What we have seen in Mr Jaishankar’s statement is the deft display of diplomacy that has helped India to absolve itself of all responsibilities for the killing of Bangladeshis in the border areas with one sentence: stop border crimes, the killings will stop.
We believe we are owed an explanation as to what constitutes criminal acts. If smuggling falls into that category, are we to believe that only Bangladeshis are involved in smuggling? How come the Indian cattle can negotiate the fence and cross into Bangladesh? Who determines whether someone is a criminal? Who decides if the so-called criminals deserve the bullet? The role of judge-jury-and-executioner that the BSF has been playing so far has now been given the official seal of approval by the Indian government. Every killing will have a predated approval. Every “crime”, according to the new Indian philosophy, will be met with instant punishment and the “criminal” with the inevitable death, without the opportunity for self-defence.

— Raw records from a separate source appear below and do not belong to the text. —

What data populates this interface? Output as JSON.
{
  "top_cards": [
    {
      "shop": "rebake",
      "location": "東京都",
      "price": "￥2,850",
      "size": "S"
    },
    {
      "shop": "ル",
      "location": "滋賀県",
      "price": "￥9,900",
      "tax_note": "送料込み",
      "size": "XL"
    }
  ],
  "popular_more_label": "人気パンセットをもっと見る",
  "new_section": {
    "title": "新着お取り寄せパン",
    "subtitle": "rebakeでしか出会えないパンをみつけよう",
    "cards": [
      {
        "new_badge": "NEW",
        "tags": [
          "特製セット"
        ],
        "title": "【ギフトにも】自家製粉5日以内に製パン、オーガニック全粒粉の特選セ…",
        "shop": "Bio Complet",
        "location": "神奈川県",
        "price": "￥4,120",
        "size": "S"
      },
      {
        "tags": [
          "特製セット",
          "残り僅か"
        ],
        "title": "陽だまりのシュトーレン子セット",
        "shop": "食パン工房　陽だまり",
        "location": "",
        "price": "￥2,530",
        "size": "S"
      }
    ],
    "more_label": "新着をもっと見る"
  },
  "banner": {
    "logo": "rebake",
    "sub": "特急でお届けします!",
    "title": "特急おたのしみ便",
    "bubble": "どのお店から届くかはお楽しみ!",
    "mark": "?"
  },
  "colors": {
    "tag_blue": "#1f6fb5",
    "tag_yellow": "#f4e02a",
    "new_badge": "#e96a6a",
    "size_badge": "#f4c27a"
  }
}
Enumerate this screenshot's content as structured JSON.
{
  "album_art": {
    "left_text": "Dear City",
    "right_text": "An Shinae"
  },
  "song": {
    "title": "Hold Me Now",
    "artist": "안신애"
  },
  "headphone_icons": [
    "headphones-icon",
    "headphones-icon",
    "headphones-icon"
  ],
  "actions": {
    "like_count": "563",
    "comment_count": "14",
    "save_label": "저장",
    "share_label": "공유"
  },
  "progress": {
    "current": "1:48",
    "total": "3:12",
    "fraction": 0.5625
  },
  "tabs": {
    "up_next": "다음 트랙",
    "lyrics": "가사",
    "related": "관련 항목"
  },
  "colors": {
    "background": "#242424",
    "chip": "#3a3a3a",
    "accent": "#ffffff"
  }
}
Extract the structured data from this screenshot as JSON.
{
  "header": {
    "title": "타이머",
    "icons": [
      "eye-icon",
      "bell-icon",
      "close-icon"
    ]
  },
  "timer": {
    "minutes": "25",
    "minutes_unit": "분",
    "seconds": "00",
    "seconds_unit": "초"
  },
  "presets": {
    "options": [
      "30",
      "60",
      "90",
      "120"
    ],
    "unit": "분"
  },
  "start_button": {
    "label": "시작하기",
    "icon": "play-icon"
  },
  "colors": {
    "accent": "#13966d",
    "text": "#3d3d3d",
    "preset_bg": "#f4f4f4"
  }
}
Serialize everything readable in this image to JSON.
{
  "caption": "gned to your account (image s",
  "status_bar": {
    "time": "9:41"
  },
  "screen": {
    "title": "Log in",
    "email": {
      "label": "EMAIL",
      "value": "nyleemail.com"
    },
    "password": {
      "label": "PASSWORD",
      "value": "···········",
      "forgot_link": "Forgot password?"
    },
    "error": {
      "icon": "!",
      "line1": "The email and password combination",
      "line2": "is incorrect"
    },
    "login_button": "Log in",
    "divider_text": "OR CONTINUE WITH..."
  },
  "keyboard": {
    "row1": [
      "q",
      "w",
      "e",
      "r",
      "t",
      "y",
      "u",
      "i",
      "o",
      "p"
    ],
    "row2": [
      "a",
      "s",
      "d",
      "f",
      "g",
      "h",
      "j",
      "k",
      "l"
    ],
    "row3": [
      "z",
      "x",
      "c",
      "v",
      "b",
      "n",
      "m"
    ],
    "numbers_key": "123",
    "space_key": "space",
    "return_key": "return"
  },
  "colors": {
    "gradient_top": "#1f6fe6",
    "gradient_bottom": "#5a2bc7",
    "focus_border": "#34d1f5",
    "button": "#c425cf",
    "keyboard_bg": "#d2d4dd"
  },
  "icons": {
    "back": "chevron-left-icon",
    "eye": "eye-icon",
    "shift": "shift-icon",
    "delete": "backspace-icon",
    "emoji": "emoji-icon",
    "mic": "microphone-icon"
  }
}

Just imagine: if the US border guards apply the criteria which India seems to have fixed newly in relation to the use of lethal weapons along the Indo-Bangladesh border, there will be thousands of dead bodies littered along the US-Mexico borders every day.
As far as water sharing of the Teesta is concerned, the prognosis is bleak despite the Indian prime minister’s reiteration of India’s commitment and continued effort to complete the interim water sharing arrangement for the Teesta River. The Modi government has to contend with the Mamata factor, and Ms. Banerjee shows no signs of relenting. In her address at a public meeting in Siliguri recently, she said that the people of West Bengal should have enough water of the Teesta for themselves first, before thinking of sharing it with Bangladesh.
Bangladesh’s problems have defied resolution, in some instances frustrated by the position taken by Indian state leaders, which is of no relevance for Bangladesh. Teesta and border killings are the two issues that dampen the relationship between the two neighbours whose relationship is at such levels of comfort, according to Mr Jaishankar, that there is no issue that the two countries cannot discuss and resolve through amicable dialogue. Regrettably, facts present a different reality.
Brig Gen Shahedul Anam Khan, ndc, psc (Retd), is a former Associate Editor of The Daily Star.